…and I visit you there… is a story told by many cultures, in many languages. People from different places were asked to talk about a hypothetical travel in their home countries, in their native languages. Although there are several narrators, the journey is only one, and it is developed by connecting places through sentences. English is used, in this context, not to connect languages, but to serve as a common denominator that makes communication possible. On the other hand, communication is not only about understanding words: it is based on emotional responses, cadence, and intonation. A speech that travels and transforms itself while going from place to place, without a specific direction, represents the essence of traveling. The traveler is the one that goes without a map, not knowing when they will return, or even if they will return at all. The traveler contacts cultures, but not connect them, because cultures cannot be connected. Nevertheless, traveling around the globe has always been the most important way of bringing cultural awareness. This is the goal of this piece.
database is an electronic reading device that deals with the inversed functionality of three technologies: a printer, a video camera and a database. As such, it raises issues about the erasure of text, the act of reading in real time (i.e., listening to a printed text), and physical databases. We challenge the idea of the database as a non-linear and digital structure, and the printer as an output device as well as an information recorder. Our aim is to question the traditional meaning of computer interfaces. We achieve this by inverting their basic functionality. The installation deals with the opposition between presence and absence, recording and erasing, memory and forgetfulness, present and continuous time, reading and listening. These concepts are connected with the idea of present time as a time that is always passing by.
In collaboration with: Fabian Winkler
Nominated Works in the Media Arts Festival (Japan) – March 2003.
Award winning piece in the ACADIA 2002 Digital Design Exhibition (Pomona, CA – Oct. 26th).
Paper published in SiGRaDI 2002 (6th Ibero-American Congress of Digital Graphics).
Caracas – Venezuela – Nov. 2002
Presented in File Symposium 2002 (Festival Internacional de Liguagem Eletronica).
Sao Paulo – Brasil / August, 2002.
Exhibited at the Electronic Literature Symposium STATE OF THE ARTS.
UCLA – April 4th-6th.
LA TIMES. Opening the Book on Literature’s Future. April, 14th, 2002.
This project explores the construction of Hybrid Reality Games (HRGs) for entertainment and educational purposes. HRGs are location-based games that take place simultaneously in two spaces: a digital online space and a physical environment. Equipped with GPS-enabled mobile phones, players in a pre-chosen physical location access location-based information about that space and interact with online players through text messages and voice communication. At the same time, online players track the real-time movement of physical players on an online map that represents the physical location while communicating with the players in the physical space. The collaborative and real-time coordination of HRGs make them especially suitable for educational contexts, as well as other situations that require remote and local networked interaction.
Concept and Coordination
Adriana de Souza e Silva
Programming and Implementation

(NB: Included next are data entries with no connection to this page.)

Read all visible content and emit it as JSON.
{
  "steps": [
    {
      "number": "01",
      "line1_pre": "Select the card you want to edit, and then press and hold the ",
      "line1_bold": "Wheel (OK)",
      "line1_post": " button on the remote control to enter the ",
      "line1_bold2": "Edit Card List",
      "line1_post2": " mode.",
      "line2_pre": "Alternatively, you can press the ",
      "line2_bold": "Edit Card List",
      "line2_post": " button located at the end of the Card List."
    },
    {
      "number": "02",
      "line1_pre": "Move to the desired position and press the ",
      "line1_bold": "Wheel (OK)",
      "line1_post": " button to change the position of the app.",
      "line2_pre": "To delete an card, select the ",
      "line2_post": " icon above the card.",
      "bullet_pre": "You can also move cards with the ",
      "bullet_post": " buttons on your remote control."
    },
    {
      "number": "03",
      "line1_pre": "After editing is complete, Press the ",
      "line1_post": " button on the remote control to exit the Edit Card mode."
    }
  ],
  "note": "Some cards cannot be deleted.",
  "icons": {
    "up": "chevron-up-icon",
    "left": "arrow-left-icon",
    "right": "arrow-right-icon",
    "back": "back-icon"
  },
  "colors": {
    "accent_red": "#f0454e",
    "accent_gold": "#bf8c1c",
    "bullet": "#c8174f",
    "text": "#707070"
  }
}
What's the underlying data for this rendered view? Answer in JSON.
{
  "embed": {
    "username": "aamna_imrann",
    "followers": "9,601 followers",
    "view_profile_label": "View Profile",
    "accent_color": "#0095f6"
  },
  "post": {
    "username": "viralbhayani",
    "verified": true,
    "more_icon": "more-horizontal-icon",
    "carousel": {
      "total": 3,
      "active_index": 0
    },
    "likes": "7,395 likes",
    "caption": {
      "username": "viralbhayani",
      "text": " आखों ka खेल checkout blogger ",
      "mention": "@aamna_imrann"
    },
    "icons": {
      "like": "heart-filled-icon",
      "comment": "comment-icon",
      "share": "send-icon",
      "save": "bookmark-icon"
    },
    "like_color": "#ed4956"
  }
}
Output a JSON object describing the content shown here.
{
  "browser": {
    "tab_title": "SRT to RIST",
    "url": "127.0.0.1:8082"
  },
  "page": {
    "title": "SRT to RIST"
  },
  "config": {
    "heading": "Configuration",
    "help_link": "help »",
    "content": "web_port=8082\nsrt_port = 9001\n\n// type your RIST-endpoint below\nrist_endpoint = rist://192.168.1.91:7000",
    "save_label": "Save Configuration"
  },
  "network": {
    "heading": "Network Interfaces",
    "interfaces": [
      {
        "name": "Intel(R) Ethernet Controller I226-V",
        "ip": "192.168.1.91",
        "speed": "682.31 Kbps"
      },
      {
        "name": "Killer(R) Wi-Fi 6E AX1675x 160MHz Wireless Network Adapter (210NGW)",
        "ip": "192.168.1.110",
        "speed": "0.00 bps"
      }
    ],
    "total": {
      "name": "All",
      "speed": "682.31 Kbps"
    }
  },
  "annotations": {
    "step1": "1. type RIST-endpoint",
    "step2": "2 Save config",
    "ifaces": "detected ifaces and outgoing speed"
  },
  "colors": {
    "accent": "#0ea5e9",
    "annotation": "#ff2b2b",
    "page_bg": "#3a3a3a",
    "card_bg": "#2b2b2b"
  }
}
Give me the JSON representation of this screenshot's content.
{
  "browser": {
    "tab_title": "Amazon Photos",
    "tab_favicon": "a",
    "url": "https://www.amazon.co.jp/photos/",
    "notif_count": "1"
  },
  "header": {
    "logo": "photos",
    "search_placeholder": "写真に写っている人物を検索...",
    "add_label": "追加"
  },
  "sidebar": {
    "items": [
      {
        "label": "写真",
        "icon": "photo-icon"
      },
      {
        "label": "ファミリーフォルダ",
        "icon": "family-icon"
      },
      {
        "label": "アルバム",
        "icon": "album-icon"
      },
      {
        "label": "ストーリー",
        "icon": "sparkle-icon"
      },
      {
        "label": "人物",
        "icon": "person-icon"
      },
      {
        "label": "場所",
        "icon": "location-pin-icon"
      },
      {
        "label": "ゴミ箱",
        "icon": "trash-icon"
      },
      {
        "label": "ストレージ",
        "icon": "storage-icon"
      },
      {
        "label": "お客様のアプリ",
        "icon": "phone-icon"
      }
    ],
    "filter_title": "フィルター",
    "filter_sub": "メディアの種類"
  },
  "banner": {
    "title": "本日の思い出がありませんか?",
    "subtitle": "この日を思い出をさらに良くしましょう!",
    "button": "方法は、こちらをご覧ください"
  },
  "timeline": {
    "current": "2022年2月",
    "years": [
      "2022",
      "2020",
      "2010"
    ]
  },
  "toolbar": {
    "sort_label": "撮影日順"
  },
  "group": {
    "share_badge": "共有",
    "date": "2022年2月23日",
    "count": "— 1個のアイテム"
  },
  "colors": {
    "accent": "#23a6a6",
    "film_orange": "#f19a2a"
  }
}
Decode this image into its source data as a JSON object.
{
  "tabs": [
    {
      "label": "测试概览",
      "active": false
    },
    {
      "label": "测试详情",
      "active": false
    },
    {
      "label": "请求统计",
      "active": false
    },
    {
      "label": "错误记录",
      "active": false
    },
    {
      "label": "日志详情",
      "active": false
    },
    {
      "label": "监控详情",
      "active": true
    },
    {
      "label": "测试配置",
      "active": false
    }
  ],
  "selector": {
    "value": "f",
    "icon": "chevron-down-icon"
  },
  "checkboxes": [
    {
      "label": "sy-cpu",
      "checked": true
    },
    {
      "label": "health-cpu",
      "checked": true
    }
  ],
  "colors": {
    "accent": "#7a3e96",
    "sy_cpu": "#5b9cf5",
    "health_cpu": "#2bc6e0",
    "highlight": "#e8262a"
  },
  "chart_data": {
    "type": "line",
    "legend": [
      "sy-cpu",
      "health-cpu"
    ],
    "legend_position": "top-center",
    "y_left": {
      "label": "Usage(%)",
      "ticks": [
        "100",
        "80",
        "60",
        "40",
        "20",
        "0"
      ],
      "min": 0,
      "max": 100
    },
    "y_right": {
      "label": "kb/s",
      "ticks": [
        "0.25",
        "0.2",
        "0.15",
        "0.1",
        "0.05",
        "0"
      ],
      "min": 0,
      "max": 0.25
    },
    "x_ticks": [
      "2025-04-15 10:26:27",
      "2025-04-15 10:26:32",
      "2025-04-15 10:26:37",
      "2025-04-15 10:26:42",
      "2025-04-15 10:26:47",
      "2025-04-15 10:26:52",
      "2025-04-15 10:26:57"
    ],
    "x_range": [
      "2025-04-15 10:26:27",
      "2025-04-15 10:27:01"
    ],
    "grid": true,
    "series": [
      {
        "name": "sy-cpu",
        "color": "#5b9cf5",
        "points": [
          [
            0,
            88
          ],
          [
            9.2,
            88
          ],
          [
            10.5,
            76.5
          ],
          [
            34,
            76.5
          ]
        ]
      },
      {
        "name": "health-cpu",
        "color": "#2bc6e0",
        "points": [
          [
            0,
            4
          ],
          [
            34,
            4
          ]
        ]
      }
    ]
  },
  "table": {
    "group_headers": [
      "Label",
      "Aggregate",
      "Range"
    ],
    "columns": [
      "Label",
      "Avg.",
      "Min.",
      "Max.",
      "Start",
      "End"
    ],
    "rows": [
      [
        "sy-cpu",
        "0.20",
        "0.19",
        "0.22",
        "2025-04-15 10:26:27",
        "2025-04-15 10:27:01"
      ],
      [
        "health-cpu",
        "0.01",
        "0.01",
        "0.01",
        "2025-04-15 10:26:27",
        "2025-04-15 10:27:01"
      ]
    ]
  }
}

Joyce Rudinsky, domain scientist for the arts and humanities at the Renaissance Computing Institute.
Exhibited at the UNC CHAT Festival (February 2010)
The project will exhibit a documentation of a HRG played in the streets of downtown Raleigh, North Carolina. CHAT participants will be able to watch a video shot of game participants interacting with local information in downtown Raleigh. The documentation will also show the role of the online players in constructing the game space and determining the movement of the physical players. The game we have designed is a modified, educational form of “Capture the flag” that uses GPS and other location aware technologies to link information to physical space. Players in the physical environment will be directed by online players to “flags” distributed throughout the streets of downtown Raleigh.
When the physical player arrives at the location, he or she will be asked a place-specific question linked to a historical landmark in downtown Raleigh. The player will then have to answer the question correctly, using the clues present in the physical environment. The online player will then assume the role of an avatar on a digital map of the city and move the flag to a new location. There will be two teams playing the game and the two teams will be competing to see which team will control the flags for a longer period of time.
Our video documentation will show the audience how these games are played, how students and educators can use them as educational tools, and how urban areas can be turned into educational gamespace.
Game concept and Documentation
Kim Burke, Richard D’Angelo, Kati Fargo, Jordan Frith, Maurice Mathis, Jessica Vincent
Graphic design and programming in HTML